Syrians have launched a campaign in support of a baby who lost an eye and had his skull crushed during government attacks on his besieged hometown near Damascus.
Karim was first wounded in October when artillery shells struck a market in Hammouria, in rebel-held eastern Ghouta, killing his mother. The same attack killed a pregnant woman, her unborn child, and a third woman.
Ten days later later, after Karim was discharged from hospital, shrapnel tore through the roof of his house. Once again, he had to be rescued from the rubble.
In a series of images circulating on social media, residents of eastern Ghouta and activists elsewhere have posted pictures of themselves covering one eye, in tribute to the now three-month-old infant.
British permanent representative to the UN, Matthew Rycroft, also featured in a photo published by the British Foreign Office covering one of his eyes.
The Solidarity with Karim campaign is the latest effort to draw international attention to the four-year-long government siege.
Conditions in east Ghouta have rapidly deteriorated in recent weeks as fighting broke out and food shortages intensified.
Nearly half of the 400,000 people trapped there are believed to be children, according to Unicef.
The Syrian government has launched ferocious attacks on the area in recent weeks that monitors say have killed at least 150 civilians.
More than 100 children require immediate evacuation and five have already died because of a lack of medical care, according to the UN’s children’s agency.
President Bashar al-Assad’s regime has refused to allow the UN to transfer nearly 500 people requiring medical evacuation to hospitals only minutes away.
“Infants – some of them just one or two months old – will die if evacuation permits are not granted immediately,” UN humanitarian chief Mark Lowcock told the Security Council on Tuesday.
He said 16 people waiting for permission to leave have died, including a 45-day-old infant, a nine-year old girl and a quadriplegic.
“All that is needed is the green light from the Syrian authorities for these people to go to hospitals just a few miles outside of eastern Ghouta,” he added.
The area is grappling with severe food shortages, with 11.9 per cent of children in the area suffering from acute malnutrition — the highest rate recorded in the country since the civil war began six years ago.
Aid is only able to reach around 7 per cent of those who are besieged, the UN said.
The Red Cross said “frightening” food shortages were driving up the prices of supplies, meaning the few provisions that were in the area were unaffordable.
France’s UN Ambassador Francois Delattre called the situation in eastern Ghouta “repulsive”.

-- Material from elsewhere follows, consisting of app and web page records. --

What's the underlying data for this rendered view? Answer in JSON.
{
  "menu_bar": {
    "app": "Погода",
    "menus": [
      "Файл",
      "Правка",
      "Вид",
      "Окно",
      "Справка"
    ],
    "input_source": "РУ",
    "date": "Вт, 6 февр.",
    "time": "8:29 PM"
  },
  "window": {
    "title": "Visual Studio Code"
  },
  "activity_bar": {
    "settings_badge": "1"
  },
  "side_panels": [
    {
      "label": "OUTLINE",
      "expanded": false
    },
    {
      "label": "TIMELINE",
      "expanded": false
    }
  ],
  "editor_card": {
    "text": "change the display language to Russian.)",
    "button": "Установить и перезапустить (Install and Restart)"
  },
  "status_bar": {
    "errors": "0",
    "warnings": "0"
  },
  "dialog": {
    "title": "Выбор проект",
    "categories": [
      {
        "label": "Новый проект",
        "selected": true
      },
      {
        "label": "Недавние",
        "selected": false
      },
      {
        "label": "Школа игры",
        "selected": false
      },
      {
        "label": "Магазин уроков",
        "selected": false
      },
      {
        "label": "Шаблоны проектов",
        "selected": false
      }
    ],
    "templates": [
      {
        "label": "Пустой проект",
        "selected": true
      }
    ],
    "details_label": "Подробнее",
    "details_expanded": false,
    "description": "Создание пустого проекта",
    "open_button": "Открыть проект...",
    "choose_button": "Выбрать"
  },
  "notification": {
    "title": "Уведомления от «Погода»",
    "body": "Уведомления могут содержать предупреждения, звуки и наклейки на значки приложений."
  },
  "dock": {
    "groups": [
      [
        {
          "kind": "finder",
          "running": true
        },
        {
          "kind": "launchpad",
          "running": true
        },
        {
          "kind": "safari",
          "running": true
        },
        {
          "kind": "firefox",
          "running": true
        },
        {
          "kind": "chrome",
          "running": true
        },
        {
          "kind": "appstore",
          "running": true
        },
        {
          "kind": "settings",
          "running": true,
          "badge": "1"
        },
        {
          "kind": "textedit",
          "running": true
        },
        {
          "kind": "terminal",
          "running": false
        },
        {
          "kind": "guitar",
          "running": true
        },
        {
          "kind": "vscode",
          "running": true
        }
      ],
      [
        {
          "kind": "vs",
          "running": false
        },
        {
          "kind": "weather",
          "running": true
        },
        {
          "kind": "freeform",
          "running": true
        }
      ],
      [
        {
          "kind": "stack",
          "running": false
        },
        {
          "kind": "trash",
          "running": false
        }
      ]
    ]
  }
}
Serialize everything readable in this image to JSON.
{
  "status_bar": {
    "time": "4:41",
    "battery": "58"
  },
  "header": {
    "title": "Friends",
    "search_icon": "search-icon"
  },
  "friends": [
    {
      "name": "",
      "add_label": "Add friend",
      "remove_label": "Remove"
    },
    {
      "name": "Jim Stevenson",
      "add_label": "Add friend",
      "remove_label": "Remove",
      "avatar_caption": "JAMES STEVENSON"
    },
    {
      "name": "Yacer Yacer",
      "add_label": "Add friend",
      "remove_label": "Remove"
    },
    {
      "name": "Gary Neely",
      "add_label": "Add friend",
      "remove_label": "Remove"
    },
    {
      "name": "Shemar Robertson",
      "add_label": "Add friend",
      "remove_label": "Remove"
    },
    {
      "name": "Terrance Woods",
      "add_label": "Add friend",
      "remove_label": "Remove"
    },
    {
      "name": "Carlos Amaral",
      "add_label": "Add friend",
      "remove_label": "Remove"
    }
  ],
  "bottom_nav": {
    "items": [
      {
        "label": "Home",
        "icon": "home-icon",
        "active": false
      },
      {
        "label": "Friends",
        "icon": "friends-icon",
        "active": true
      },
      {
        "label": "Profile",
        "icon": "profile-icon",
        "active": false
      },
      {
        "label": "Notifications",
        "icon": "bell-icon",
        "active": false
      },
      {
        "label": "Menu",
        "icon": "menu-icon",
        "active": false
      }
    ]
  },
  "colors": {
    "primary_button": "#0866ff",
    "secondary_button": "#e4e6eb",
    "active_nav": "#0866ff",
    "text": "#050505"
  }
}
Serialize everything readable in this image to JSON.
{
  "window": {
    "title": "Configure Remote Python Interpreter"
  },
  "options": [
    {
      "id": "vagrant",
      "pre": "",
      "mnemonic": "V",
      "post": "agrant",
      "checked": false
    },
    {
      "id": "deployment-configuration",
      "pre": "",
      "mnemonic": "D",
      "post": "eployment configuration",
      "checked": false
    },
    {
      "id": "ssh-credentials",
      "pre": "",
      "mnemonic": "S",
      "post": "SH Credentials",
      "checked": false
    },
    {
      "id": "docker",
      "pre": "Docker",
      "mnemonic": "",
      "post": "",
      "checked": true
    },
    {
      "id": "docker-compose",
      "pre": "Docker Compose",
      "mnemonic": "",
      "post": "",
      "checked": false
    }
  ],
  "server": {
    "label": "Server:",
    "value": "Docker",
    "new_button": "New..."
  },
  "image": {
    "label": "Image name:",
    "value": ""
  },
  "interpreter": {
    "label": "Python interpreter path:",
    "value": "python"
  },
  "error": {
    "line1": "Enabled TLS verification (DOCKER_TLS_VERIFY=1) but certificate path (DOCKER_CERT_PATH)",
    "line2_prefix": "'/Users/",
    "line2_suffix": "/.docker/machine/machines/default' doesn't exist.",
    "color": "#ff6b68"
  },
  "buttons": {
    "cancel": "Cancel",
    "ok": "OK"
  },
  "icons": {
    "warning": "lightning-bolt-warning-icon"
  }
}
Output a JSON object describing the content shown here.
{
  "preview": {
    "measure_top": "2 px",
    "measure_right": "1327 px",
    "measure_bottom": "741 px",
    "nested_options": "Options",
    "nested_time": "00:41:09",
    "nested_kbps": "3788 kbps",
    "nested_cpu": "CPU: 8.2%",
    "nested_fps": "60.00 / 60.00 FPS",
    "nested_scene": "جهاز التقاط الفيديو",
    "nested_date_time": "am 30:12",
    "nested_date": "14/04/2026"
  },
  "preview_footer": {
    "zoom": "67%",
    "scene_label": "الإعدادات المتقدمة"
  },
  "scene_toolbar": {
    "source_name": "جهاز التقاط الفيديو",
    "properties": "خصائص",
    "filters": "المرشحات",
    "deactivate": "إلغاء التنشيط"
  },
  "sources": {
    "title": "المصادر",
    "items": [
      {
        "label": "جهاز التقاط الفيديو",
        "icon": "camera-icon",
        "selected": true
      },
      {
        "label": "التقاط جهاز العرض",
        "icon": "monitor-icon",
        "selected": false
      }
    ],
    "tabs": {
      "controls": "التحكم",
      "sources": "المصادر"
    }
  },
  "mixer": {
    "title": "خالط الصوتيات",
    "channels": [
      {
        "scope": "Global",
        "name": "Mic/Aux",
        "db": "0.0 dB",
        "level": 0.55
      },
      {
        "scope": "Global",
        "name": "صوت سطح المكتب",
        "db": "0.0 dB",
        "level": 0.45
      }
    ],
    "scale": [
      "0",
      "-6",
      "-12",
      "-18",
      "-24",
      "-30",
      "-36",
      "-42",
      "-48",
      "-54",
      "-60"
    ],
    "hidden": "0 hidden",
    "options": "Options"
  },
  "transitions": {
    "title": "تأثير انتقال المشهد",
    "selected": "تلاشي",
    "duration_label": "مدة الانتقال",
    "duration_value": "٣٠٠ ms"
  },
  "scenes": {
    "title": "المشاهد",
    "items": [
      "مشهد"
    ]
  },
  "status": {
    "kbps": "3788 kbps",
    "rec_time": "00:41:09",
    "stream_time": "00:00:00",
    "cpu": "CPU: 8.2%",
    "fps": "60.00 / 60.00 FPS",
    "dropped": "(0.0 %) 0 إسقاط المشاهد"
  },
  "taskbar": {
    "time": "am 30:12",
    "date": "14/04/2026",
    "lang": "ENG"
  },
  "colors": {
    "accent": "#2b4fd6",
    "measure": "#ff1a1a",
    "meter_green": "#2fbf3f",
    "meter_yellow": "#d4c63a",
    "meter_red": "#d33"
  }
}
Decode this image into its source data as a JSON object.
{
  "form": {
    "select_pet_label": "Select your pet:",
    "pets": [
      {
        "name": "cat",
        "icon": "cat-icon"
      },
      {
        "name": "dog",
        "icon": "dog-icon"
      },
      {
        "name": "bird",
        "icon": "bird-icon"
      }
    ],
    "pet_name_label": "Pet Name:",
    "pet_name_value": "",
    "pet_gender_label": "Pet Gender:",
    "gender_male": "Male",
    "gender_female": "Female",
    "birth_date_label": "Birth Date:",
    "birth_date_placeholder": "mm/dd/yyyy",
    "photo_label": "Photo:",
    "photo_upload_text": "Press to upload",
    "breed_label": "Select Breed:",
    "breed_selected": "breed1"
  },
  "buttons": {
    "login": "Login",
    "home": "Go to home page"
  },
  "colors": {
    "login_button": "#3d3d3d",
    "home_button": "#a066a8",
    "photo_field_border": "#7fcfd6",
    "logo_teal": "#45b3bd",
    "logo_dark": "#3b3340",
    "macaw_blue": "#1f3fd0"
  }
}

“The regime is starving its population to kill off the opposition,” Mr Delattre said. “It’s a serious violation of international law and also a huge moral sin, and everyone who has an influence on the Syrian regime should pressure it to put an end to this situation, which is totally unacceptable.”
Qussai Nour, a local journalist who visited Karimon on Monday, said the baby’s unemployed father was struggling to care for him while raising his other children.
“Doctors in Ghouta are taking care of Karim, but he needs specialists in neurology, ophthalmology and cosmetic surgery,” Mr Nour said. “The situation at their home is quite miserable.”
A medical report following the first attack said Karim, who was 40 days old at the time, suffered from loss of skull bone and severe tissue tearing that affected the eye socket, threatening to leave a permanent scare. The report said he needed specialist care that is not available in eastern Ghouta.
“Karim is one of hundreds of cases in eastern Ghouta. If shelling against civilians doesn’t stop, there are going to be a hundred or a thousand like Karim,” said Moayed al-Halafi, a member of the Syrian Civil Defence, volunteer first-responders known as White Helmets.
The war – now in its seventh year – has left an estimated 500,000 people dead and displaced more than half of Syria’s pre war population of 22 million people from their homes.
Ghouta is supposedly covered by a de-escalation zone deal brokered by Turkey, Iran and Russia earlier this year – but monitors and rebels say fighting has continued on many fronts.
Associated Press contributed to this report